Among the records, find the lines that hold the string "background" and return them.

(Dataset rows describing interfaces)
--

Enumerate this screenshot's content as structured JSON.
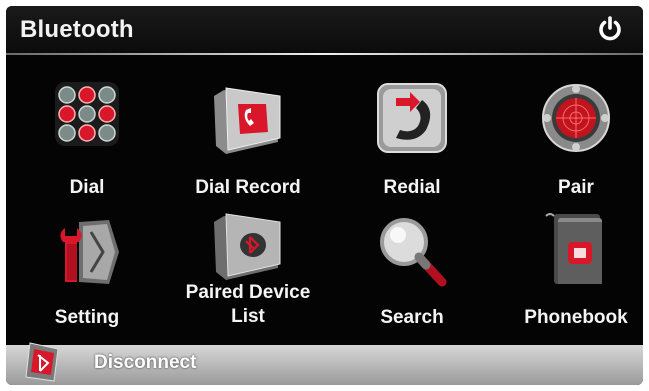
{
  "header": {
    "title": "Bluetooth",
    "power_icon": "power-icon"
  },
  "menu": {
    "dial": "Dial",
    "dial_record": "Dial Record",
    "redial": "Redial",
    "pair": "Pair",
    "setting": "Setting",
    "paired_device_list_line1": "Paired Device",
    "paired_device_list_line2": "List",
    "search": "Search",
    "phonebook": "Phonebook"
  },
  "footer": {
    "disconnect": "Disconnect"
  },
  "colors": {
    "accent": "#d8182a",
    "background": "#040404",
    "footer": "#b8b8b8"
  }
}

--

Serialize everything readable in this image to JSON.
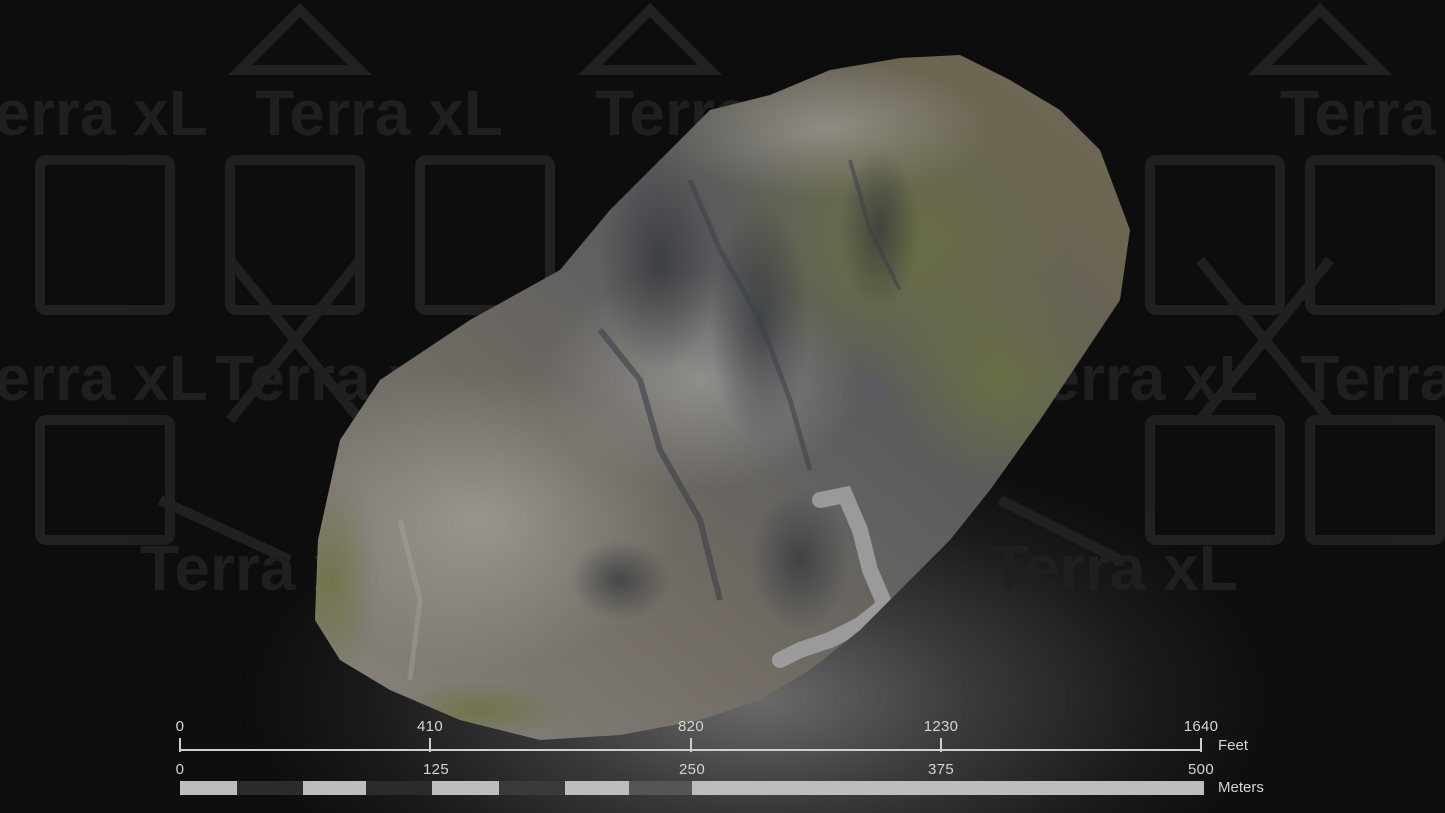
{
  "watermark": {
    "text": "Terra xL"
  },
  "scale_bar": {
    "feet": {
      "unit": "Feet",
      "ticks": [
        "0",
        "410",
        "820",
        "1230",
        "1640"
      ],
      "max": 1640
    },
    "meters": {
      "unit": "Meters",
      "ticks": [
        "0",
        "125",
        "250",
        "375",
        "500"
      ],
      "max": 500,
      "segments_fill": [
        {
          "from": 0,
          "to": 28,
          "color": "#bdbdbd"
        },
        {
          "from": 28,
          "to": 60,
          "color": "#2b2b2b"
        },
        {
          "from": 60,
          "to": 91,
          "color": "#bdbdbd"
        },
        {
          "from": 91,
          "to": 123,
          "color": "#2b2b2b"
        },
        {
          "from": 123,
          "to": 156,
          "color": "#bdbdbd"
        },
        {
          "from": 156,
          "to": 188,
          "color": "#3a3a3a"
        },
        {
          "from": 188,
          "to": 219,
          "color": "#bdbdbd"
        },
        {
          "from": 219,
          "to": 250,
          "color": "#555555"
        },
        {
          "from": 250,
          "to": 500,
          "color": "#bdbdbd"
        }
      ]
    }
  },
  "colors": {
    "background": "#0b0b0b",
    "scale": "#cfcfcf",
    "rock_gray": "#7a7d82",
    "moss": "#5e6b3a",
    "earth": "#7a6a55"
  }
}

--

### [Task solution]
    "background": "#040404",
    "background": "#0b0b0b",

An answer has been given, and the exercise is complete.